Escobar’s role, and that of the other carpenters in the ground-floor wood workshop, is just the first step in the assembly line. Next, the trunk will travel upstairs to be upholstered by artisans like Éric Ruez, who carefully lines each trunk in velvet, microfiber or other materials. Ruez, who was an architect for 15 years before he joined the workshop, has just started on the interior frame, or carcasse, of a new wardrobe from the permanent collection. “There was the need to make something with my hands, and I love the finality of projects here,” he says of his career change. “It’s very close to architecture but smaller—very Parisian.” He estimates that a large trunk like the one he is working on will take the atelier about 150 hours to complete. Some smaller styles that he has worked on, such as the Supple Rigid case designed by Ghesquière for the fall/winter 2016–2017 runway collection, take about 10 hours.

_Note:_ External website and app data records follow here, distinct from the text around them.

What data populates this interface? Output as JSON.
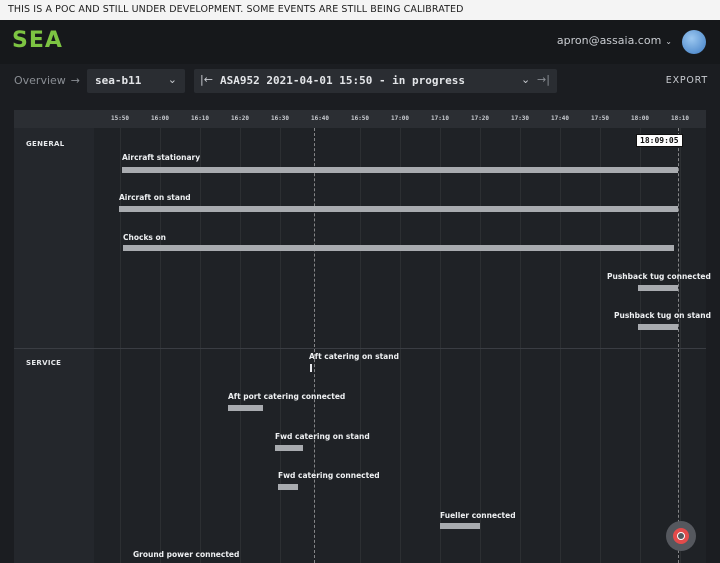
{
  "banner": "THIS IS A POC AND STILL UNDER DEVELOPMENT. SOME EVENTS ARE STILL BEING CALIBRATED",
  "header": {
    "logo": "SEA",
    "user_email": "apron@assaia.com",
    "user_chevron": "⌄"
  },
  "toolbar": {
    "breadcrumb": "Overview",
    "breadcrumb_arrow": "→",
    "stand_select": "sea-b11",
    "stand_chevron": "⌄",
    "turnaround_first": "|←",
    "turnaround_select": "ASA952 2021-04-01 15:50 - in progress",
    "turnaround_chevron": "⌄",
    "turnaround_last": "→|",
    "export_label": "EXPORT"
  },
  "timeline": {
    "ticks": [
      "15:50",
      "16:00",
      "16:10",
      "16:20",
      "16:30",
      "16:40",
      "16:50",
      "17:00",
      "17:10",
      "17:20",
      "17:30",
      "17:40",
      "17:50",
      "18:00",
      "18:10"
    ],
    "current_time": "18:09:05",
    "sections": [
      {
        "name": "GENERAL",
        "events": [
          {
            "label": "Aircraft stationary"
          },
          {
            "label": "Aircraft on stand"
          },
          {
            "label": "Chocks on"
          },
          {
            "label": "Pushback tug connected"
          },
          {
            "label": "Pushback tug on stand"
          }
        ]
      },
      {
        "name": "SERVICE",
        "events": [
          {
            "label": "Aft catering on stand"
          },
          {
            "label": "Aft port catering connected"
          },
          {
            "label": "Fwd catering on stand"
          },
          {
            "label": "Fwd catering connected"
          },
          {
            "label": "Fueller connected"
          },
          {
            "label": "Ground power connected"
          }
        ]
      }
    ]
  },
  "icons": {
    "help": "lifebuoy-icon",
    "avatar": "user-avatar"
  }
}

It is here, on the top floor of the atelier under a glass roof, that the final hard-sided products (including Ghesquière’s Petite Malle) are furnished and brought to life. This is Leroux’s domain, as well as that of another of the atelier’s most esteemed team members, Michel Dufrenoy. An earnest man of 57 who has also been named a Chevalier de l’Ordre des Arts et des Lettres, Dufrenoy has worked here for nearly 30 years and oversees the training of many of the new craftsmen. He’s currently assisting a younger colleague who’s having trouble with a small box designed to hold an 18-ounce dish of caviar and four spoons. He maintains that the team could produce just about anything, although it has had to draw the line on one occasion: “There was a man who asked us to do a coffin, but we said no, because all the items we make here are for travel,” Dufrenoy says, chuckling. “The client explained that it would be for his final journey, but we told him that you should carry the luggage, not be in the luggage.”